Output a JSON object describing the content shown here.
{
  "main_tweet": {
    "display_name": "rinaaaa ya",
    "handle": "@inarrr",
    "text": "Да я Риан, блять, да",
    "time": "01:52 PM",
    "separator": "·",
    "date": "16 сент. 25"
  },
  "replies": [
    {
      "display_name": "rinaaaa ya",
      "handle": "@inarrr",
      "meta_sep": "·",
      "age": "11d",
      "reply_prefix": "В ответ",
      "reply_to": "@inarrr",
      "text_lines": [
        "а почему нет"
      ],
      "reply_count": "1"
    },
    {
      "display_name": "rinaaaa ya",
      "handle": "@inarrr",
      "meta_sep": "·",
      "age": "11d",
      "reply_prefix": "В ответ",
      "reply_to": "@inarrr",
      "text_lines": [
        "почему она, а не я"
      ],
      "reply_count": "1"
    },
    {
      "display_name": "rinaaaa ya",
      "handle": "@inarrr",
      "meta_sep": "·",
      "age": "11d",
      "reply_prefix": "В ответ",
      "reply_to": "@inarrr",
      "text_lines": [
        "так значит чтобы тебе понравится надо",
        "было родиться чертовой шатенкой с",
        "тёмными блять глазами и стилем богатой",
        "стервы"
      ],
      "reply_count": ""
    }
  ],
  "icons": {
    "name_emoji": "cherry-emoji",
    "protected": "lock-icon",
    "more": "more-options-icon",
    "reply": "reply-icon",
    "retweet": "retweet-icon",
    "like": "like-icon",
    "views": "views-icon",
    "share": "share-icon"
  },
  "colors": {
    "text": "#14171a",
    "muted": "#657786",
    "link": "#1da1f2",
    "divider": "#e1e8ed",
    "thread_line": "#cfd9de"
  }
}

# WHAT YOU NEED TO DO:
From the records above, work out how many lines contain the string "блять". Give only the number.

# OUTPUT:
2